WHAT TO PRODUCE =>
What lines below include the word "legend"? Copy each one.

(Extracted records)
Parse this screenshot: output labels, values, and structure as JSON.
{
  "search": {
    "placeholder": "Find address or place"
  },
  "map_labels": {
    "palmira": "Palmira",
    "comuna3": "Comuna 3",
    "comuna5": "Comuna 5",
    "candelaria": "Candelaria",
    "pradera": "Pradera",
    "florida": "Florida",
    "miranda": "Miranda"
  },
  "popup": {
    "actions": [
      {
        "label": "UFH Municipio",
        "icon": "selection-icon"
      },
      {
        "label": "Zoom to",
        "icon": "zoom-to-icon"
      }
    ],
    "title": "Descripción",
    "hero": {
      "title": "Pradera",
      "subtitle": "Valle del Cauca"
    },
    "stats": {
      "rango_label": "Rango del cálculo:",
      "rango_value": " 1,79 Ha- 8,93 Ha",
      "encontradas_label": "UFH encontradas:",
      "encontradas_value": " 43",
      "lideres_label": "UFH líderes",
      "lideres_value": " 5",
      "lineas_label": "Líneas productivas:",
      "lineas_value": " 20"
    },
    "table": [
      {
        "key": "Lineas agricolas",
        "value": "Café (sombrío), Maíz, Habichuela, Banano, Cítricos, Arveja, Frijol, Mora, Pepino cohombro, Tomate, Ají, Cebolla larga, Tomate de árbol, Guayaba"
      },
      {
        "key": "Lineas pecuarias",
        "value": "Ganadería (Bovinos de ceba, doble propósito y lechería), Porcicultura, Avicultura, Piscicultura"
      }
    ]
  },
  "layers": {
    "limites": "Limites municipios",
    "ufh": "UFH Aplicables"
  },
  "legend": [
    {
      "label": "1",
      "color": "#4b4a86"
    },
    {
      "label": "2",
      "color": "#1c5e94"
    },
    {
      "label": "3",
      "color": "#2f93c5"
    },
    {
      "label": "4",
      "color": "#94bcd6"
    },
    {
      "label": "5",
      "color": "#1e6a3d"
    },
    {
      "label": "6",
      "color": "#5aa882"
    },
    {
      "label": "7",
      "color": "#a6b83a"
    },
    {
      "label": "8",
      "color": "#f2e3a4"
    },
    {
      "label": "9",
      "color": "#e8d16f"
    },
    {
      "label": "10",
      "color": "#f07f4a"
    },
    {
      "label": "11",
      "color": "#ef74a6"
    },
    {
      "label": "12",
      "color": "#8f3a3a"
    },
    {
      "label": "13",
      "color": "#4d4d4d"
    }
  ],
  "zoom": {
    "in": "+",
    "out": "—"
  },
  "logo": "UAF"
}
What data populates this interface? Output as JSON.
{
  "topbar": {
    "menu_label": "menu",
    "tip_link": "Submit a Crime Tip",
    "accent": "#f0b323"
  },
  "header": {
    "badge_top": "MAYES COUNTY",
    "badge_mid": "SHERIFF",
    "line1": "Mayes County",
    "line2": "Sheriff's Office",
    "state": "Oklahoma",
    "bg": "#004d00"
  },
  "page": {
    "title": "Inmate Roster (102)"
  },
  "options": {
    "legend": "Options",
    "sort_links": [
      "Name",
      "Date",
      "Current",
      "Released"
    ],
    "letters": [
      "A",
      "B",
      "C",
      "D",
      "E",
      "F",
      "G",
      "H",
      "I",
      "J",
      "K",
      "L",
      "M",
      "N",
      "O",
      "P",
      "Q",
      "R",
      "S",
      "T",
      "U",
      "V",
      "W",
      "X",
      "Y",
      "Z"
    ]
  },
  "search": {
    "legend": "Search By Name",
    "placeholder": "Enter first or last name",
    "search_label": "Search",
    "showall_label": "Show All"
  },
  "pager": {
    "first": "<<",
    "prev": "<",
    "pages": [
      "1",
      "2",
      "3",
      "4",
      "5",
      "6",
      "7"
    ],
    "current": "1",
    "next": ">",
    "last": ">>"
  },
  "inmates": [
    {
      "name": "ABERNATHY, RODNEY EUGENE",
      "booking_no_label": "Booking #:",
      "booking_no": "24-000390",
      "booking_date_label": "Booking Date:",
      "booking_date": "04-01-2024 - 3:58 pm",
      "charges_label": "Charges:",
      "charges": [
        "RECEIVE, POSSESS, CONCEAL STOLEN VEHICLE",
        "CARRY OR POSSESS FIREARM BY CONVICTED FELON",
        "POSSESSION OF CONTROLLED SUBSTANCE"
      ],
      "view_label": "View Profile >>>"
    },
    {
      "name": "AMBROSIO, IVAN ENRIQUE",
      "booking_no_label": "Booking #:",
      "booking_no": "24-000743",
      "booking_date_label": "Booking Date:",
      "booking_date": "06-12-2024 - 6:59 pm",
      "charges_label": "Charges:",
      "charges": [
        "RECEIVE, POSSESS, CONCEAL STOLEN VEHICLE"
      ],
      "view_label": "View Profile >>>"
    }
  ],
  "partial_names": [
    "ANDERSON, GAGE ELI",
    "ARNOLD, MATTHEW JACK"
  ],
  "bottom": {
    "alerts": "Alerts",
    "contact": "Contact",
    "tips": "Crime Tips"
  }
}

WRITTEN ANSWER =>
  "legend": [
    "legend": "Options",
    "legend": "Search By Name",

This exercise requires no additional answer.